It’s no secret that a wedding is stressful. For some brides, the wedding has to reach that elusive peak of perfection, a daunting expectation that too often ends in disappointment. Fortunately, a perfect wedding need not have thousands of exquisitely bloomed roses and pitch-perfect speeches, but only a confident bride who’s more focused on enjoying her special day than her waistline. And while no bride should feel the need to squeeze into a tiny dress to look “perfect,” some brides benefit from the boost a strong, fit body can provide, size notwithstanding. 

“We get a lot of brides this time of year,” says Burlington, Ont.-based personal trainer and owner of Hi End Fitness, John DePass. “Some want to lose five to 15 pounds, but those that come in six to eight months before the wedding may want to lose 30 or more.”

Hi End Fitness offers boot camp training, which is demanding (you need to do some form of training every day), but also effective. “Boot camp is a combination of strength and aerobic exercise,” says DePass. “It’s affordable and fun, and it helps keep you motivated and enthusiastic.”

Boot camp fitness can begin with a trainer assessing a person’s basic strength and fitness needs, and getting her started with aerobics, strength and core training. In DePass’ class, it’s all about intervals, which means a bride-to-be will mix cardio with weight and strength training during a one hour session.

“It pushes you beyond your ability to produce oxygen, meaning you can’t do [some exercises] for more than a minute,” says DePass. “You stimulate muscle, burn calories, and release hormones that are good for fat burning.”

Another popular fat-burning exercise is spinning, which involves riding an exercise bike at various speeds and resistance levels under the supervision of an instructor.  “Spinning elevates the heart rate and does so vigorously. All cardio is good,” insists DePass.

DePass also lauds the relationship between pre-wedding gym bunnies and the trainers and instructors they rely on. “There’s the benefit to being with a professional, because not everybody has the motivation to exercise for themselves. Being accountable to someone else is motivating, and instructors can pass that energy on.”
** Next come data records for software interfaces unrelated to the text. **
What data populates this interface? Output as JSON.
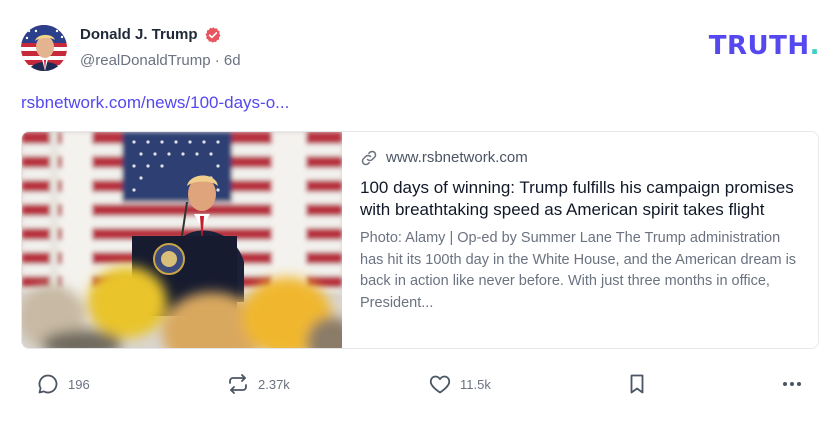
{
  "post": {
    "author": {
      "name": "Donald J. Trump",
      "handle": "@realDonaldTrump",
      "separator": "·",
      "age": "6d",
      "verified": true,
      "avatar_icon": "user-avatar"
    },
    "brand": {
      "logo_text": "TRUTH",
      "logo_dot": ".",
      "color_primary": "#5448ee",
      "color_dot": "#3fd1c3"
    },
    "link_text": "rsbnetwork.com/news/100-days-o...",
    "card": {
      "domain": "www.rsbnetwork.com",
      "title": "100 days of winning: Trump fulfills his campaign promises with breathtaking speed as American spirit takes flight",
      "description": "Photo: Alamy | Op-ed by Summer Lane The Trump administration has hit its 100th day in the White House, and the American dream is back in action like never before. With just three months in office, President...",
      "image_icon": "article-photo"
    },
    "actions": {
      "reply_count": "196",
      "retruth_count": "2.37k",
      "like_count": "11.5k"
    }
  }
}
Another popular workout is Crossfit, which DePass says is similar in scope to a full-body boot camp routine. “It’s a workout that incorporates the largest muscle groups in a group setting with a motivating instructor,” he says. Brides interested in Crossfit can expect demanding strength training exercises — like dead lifts and dumbbell squats — that help build muscle.

For anyone wanting to tone up and lose weight, DePass insists that nutrition is a must. “How many calories someone needs is relevant to their body mass, but we usually recommend breaking calorie consumption into five small meals a day. The meals should have protein, carbs, good fats, fiber and vitamins and minerals. For weight loss, the total calories consumed need to be 10 to 20 per cent less than what you need to maintain your current weight.”

As for sticking to the pre-wedding plan, DePass says to be committed, but also lenient with yourself at least one day a week. “You should give yourself one day a week to relax, or you won’t make it to the wedding. Don’t start something that’s impossible to maintain. It’s impossible to be perfect.”

John DePass is owner of Hi End Fitness in Burlington, Ont.